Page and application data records
◆ ◆ ◆ ◆ ◆
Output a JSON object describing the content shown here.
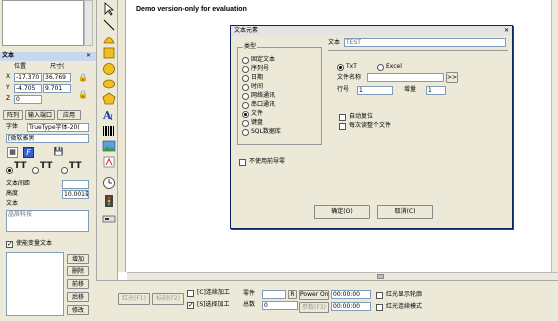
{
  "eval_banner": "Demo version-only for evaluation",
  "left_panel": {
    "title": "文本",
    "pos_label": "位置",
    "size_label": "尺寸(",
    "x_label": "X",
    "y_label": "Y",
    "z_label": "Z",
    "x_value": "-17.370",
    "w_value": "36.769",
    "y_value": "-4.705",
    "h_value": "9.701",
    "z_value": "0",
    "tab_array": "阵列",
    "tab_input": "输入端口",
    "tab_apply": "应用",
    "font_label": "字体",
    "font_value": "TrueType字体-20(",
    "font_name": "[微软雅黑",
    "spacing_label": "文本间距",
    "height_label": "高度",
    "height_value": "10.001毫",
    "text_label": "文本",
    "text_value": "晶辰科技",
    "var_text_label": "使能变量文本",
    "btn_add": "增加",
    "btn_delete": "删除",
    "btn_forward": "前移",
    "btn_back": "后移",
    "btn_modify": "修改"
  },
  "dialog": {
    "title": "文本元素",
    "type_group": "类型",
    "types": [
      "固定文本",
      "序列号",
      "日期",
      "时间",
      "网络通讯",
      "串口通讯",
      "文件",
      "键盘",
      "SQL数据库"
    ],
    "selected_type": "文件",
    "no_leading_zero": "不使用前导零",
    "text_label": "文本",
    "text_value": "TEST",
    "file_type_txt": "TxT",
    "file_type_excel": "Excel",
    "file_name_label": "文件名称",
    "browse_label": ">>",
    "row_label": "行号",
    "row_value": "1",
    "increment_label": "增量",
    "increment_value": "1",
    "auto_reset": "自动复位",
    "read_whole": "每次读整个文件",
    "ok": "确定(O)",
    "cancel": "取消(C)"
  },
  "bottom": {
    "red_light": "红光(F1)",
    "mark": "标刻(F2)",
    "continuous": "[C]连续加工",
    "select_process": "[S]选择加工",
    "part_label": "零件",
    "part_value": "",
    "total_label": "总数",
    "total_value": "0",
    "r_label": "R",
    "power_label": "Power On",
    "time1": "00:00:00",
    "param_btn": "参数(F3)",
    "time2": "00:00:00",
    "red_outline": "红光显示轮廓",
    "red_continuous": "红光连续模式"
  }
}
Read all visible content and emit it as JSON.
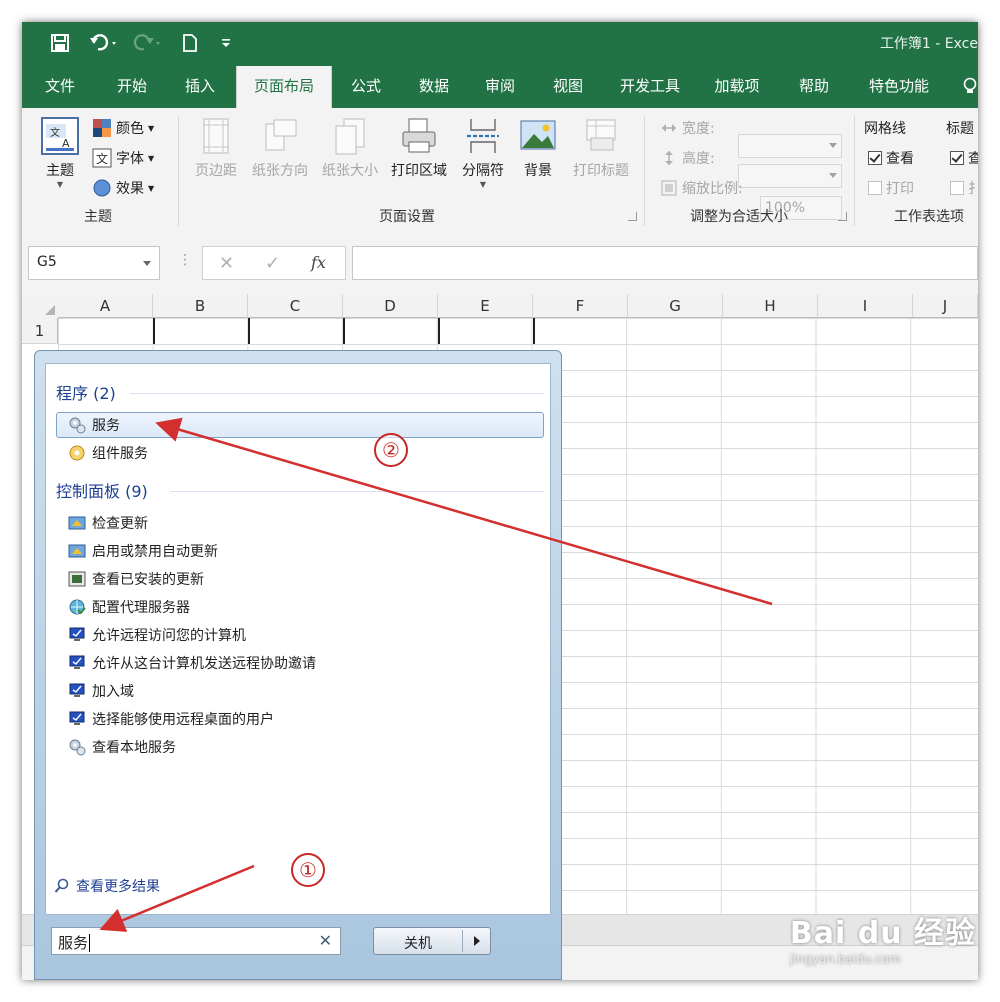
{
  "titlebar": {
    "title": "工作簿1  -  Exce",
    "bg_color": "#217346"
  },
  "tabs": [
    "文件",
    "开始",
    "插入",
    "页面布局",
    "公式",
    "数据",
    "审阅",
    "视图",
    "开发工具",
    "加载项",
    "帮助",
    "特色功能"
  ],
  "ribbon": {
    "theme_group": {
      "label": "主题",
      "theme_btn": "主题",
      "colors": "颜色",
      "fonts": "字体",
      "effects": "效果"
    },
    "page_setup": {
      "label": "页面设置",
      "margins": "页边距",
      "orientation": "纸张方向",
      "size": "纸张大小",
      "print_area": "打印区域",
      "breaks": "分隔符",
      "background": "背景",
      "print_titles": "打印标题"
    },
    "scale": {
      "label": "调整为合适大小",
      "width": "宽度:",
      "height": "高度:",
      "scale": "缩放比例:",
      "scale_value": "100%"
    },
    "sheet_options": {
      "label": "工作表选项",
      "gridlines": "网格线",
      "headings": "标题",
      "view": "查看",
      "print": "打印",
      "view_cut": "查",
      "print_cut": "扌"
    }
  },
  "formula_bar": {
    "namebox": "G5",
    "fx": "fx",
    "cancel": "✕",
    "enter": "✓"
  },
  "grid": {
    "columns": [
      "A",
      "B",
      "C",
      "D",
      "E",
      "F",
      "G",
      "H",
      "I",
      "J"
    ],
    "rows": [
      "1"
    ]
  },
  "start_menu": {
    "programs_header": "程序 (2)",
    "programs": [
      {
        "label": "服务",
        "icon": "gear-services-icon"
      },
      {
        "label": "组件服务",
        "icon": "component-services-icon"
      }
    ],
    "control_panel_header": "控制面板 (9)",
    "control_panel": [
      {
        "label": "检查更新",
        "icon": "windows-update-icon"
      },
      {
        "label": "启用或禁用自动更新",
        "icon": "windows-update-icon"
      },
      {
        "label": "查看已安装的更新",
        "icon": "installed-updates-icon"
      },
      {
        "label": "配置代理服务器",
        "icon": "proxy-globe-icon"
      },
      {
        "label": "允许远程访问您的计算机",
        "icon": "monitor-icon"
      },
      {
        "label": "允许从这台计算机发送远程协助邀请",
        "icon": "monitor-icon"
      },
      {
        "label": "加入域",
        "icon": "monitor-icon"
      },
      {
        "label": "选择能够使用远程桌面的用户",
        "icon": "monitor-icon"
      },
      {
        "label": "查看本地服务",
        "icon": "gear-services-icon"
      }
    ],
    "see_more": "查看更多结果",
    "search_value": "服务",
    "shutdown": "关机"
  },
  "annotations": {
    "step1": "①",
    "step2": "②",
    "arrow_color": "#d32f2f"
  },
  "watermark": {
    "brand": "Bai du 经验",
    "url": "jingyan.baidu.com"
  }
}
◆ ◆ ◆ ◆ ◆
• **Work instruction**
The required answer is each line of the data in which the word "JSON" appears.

• **Answer section**
Output a JSON object describing the content shown here.
Read all visible content and emit it as JSON.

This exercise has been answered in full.